Uber Used a Secret Tool Called ‘Ripley’ to Disrupt Government Investigations for Over a Year
After a slew of bad press in 2017, Uber is once again forced to play damage control.
PHOTO CREDIT: Getty Images
- A Bloomberg report claims that Uber had a system it used to disrupt government investigations.
- Called Ripley, the system allowed a remote team to lock, shut off, and change passwords on devices the company feared would be targeted by investigators in foreign countries.
- The company allegedly used the system at least 24 times from spring 2015 until late 2016, but the report does not claim that Uber used the system for any US offices.
Now, a Bloomberg report alleges that the company had a system it used to disrupt government investigations.

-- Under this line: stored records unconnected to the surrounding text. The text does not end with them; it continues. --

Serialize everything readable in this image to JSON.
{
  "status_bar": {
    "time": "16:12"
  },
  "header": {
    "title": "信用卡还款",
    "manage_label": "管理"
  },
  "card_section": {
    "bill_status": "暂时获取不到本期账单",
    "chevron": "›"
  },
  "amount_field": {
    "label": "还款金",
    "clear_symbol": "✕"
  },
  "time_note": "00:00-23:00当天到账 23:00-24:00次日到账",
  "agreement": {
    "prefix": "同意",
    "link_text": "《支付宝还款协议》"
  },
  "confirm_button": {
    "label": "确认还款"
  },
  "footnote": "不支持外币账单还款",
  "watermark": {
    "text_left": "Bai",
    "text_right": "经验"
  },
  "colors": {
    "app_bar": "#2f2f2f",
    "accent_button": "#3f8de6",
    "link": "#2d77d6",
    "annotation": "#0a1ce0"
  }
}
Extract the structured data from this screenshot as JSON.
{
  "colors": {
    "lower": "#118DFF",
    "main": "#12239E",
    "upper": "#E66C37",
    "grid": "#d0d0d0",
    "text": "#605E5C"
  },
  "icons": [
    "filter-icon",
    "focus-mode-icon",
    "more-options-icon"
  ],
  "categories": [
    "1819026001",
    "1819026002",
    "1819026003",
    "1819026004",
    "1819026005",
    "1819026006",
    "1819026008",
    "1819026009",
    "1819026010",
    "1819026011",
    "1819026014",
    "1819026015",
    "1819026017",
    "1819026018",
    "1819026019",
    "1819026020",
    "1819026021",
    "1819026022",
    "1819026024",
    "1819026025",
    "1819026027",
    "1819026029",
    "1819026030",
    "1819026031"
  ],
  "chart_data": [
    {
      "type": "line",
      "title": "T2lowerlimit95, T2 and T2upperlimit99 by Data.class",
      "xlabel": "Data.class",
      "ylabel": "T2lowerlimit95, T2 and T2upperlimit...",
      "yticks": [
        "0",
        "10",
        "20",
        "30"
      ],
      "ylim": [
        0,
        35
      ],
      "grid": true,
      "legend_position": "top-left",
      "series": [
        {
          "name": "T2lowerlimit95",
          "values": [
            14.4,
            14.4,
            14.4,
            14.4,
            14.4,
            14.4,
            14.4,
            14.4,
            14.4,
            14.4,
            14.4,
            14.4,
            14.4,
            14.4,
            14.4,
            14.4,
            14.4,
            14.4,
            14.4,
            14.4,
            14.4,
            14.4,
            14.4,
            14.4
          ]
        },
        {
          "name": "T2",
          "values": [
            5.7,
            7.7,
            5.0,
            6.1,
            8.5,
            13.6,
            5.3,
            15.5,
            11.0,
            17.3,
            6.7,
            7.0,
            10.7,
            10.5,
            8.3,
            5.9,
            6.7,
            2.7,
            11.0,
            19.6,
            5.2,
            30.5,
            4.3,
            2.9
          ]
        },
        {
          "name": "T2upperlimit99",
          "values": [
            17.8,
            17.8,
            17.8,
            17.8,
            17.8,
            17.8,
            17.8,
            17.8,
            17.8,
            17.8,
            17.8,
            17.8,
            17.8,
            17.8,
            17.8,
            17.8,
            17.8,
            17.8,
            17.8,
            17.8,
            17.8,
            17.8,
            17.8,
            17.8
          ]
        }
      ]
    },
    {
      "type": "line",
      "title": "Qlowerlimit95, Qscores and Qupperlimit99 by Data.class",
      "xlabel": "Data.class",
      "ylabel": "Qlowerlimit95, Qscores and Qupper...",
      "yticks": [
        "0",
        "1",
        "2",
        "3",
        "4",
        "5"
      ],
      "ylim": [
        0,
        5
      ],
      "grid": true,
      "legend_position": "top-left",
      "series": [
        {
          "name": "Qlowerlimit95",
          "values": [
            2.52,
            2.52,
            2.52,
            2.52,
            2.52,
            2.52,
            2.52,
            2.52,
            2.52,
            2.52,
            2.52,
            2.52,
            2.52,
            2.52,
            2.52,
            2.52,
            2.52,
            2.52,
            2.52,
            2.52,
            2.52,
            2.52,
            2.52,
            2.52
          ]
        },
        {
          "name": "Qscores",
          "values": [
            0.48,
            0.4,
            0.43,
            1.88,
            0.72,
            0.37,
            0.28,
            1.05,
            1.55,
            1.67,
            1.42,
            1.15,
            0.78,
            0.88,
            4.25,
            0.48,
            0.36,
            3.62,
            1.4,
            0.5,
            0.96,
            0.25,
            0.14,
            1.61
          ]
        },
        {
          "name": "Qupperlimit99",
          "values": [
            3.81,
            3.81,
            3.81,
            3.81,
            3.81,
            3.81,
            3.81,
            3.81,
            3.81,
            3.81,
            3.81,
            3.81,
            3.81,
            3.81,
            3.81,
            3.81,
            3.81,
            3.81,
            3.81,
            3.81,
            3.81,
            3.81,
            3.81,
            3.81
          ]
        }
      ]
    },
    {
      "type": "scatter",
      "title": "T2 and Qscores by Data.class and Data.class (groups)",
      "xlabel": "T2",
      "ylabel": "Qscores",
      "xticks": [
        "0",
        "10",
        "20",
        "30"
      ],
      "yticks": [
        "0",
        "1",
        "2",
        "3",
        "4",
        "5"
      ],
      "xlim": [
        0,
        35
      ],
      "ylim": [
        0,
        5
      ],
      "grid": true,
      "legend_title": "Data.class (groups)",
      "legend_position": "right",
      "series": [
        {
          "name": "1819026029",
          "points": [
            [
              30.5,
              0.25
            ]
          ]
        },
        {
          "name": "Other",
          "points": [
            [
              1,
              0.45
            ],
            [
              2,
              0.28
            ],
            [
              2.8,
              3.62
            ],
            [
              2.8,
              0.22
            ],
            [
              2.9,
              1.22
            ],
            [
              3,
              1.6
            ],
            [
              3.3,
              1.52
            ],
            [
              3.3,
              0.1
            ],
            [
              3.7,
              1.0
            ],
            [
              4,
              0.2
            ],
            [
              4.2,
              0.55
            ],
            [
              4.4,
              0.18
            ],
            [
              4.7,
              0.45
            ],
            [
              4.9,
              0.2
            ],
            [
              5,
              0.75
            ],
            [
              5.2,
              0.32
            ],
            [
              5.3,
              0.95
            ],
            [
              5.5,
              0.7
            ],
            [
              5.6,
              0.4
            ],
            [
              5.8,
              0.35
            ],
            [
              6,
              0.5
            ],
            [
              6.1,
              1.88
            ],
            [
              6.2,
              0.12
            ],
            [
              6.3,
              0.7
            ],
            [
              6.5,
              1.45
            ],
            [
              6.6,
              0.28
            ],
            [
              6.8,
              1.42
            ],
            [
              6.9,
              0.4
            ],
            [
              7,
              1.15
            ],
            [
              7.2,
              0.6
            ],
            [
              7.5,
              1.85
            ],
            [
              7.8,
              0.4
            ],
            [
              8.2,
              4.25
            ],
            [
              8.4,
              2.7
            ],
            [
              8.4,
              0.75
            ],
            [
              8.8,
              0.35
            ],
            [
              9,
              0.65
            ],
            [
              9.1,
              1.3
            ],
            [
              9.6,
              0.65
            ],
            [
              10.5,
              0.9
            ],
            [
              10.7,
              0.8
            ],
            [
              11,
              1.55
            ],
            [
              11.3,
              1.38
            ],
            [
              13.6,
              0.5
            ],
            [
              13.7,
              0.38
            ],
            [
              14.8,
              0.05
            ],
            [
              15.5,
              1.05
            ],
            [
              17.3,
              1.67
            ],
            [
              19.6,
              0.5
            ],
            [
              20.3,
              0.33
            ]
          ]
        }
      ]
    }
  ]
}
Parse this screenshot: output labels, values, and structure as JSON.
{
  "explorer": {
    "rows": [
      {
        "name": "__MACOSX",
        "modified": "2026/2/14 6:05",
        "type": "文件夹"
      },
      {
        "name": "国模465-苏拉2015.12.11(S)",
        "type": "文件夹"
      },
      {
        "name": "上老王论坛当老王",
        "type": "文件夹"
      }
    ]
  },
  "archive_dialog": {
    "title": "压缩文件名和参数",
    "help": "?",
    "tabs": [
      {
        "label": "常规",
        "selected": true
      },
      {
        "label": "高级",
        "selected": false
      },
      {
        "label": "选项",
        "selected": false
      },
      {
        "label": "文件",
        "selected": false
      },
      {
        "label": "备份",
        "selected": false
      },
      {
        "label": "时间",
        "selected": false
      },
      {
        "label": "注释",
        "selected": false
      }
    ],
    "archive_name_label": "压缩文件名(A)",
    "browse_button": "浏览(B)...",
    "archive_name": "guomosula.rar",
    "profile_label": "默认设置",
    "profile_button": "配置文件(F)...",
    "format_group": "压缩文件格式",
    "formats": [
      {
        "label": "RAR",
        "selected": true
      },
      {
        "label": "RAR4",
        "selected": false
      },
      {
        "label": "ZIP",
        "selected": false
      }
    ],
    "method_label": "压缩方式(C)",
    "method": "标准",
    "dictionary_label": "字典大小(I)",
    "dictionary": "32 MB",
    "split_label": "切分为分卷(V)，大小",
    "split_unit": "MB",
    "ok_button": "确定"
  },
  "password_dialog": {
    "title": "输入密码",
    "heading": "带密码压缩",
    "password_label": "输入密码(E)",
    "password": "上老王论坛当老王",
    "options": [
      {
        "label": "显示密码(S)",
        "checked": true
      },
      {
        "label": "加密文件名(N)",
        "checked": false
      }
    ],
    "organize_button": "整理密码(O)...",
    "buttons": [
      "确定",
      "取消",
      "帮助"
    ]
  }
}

In the report, people with knowledge of Uber's operations say that the system, called Ripley, was a closely guarded secret. It allowed a remote team to lock, shut off, and change passwords on devices the company feared would be targeted by investigators in foreign countries. The company allegedly used the system at least 24 times from spring 2015 until late 2016. The report does not claim that Uber used the system for any US offices.
Like every company with offices around the world, we have security procedures in place to protect corporate and customer data, an Uber spokesperson told Business Insider. For instance, if an employee loses their laptop, we have the ability to remotely log them out of Uber's systems to prevent someone else from accessing private user data through that laptop. When it comes to government investigations, it's our policy to cooperate with all valid searches and requests for data.
Ripley was named for the heroine played by Sigourney Weaver in the "Alien" films, and it was inspired by a line of dialogue from Aliens, the second film in the franchise.
Nuke the entire site from orbit, Ripley says in the film. It's the only way to be sure.
While people with knowledge of the Ripley system told Bloomberg they believed the system's use was acceptable in some cases when foreign governments didn't obtain specific search warrants, the system is consistent with the company's often adversarial attitude toward government regulators.
In 2017, The New York Times released a report that described a tool, called Greyball, that the company used to prevent officials from ordering rides in cities where the service was banned or contested.
This post originally appeared on Business Insider.